US revises its airport checks after protests
The Obama administration said yesterday it would no longer impose extra airport screening on all travellers from "terror-prone" Muslim nations after protests from allies that are on the list.
The US will instead use a tailored system that profiles individual travellers based on intelligence and factors including their physical description and travel patterns.
Officials said the system would result in fewer passengers being pulled aside when travelling to America.
The US imposed extra checks on travellers from 14 "terror-prone" countries -- 13 largely Muslim nations and Cuba -- after Umar Farouk Abdulmutallab, a Nigerian, allegedly tried to detonate an "underwear bomb" on a flight from Amsterdam to Detroit on Christmas Day.
Passport holders and passengers from those countries were required to undergo full-body pat-downs and baggage searches as part of extra screening.
Under the new system, which starts this month, travellers will be singled out for extra pre-flight screening based on specific information. Security agents will try to connect intelligence about a suspect's nationality, movements, age, appearance and other characteristics -- even if their name is not known.
If US intelligence learns, for example, that terror groups are recruiting college-age men who have visited Asia and the Middle East, then anyone matching that description will be pulled aside.
Until now, the only information checked before boarding was the passenger's name, date of birth and nationality.
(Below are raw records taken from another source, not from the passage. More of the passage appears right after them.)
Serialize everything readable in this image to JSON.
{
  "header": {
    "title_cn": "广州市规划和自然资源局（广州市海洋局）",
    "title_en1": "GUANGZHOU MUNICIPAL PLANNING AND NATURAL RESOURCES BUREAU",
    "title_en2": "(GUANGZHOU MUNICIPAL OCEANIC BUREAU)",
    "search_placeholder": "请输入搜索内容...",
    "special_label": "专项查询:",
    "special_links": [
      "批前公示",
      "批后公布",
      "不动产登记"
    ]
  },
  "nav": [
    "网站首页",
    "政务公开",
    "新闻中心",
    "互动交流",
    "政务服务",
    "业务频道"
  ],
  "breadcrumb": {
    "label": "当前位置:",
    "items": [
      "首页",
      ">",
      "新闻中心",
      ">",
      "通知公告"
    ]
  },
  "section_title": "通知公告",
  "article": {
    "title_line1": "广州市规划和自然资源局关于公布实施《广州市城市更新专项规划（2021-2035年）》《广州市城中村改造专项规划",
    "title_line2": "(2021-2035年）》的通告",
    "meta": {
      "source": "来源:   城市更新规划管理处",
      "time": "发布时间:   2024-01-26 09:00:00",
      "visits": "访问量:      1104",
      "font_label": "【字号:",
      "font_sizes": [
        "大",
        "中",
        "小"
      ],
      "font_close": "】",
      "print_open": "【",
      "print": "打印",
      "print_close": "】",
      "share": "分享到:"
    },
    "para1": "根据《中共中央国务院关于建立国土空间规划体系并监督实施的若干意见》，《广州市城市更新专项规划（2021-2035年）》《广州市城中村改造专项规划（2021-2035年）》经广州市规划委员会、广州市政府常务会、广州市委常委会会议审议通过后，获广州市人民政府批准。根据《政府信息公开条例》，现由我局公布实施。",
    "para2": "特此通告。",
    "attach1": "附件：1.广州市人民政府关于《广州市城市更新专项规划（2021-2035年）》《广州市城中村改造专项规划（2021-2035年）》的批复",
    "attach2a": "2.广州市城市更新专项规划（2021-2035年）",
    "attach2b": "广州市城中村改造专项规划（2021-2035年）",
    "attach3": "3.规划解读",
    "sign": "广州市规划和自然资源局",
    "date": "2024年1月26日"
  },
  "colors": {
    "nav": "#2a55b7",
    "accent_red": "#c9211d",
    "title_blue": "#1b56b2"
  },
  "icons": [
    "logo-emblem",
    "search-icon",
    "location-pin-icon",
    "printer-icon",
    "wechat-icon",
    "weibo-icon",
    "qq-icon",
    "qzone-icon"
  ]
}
A more detailed profile of a traveller's details such as where he bought his ticket or obtained his visa is checked by US customs only once the aircraft is in the air.
The new system will apply to travellers of any nationality, even US citizens.
"It is designed to be much more tailored, so that we don't stop everybody coming from a certain country, because that information is out. And if I'm a terrorist, the last thing I want to do then is send somebody with this passport going that way," an administration official, anonymous for security reasons, said.
Officials conceded, however, that even if the suspect in December's bomb attempt had been pulled aside for extra screening, airport officials might not have found the explosives allegedly stitched into his underwear.
Mr Abdulmutallab has been charged with trying to blow up Northwestern Airlines Flight 253 on December 25. He is reported to have told investigators he was trained as a suicide bomber by an al-Qa'ida affiliate in Yemen.
The blanket security measures imposed after the failed bombing affected all travellers from Afghanistan, Algeria, Iraq, Iran, Lebanon, Libya, Nigeria, Pakistan, Saudi Arabia, Somalia, Sudan, Syria, Yemen and Cuba.
The list offended allies such as Saudi Arabia, Pakistan, Nigeria and Algeria, partners of the US in the fight against al-Qa'ida. (© The Times, London)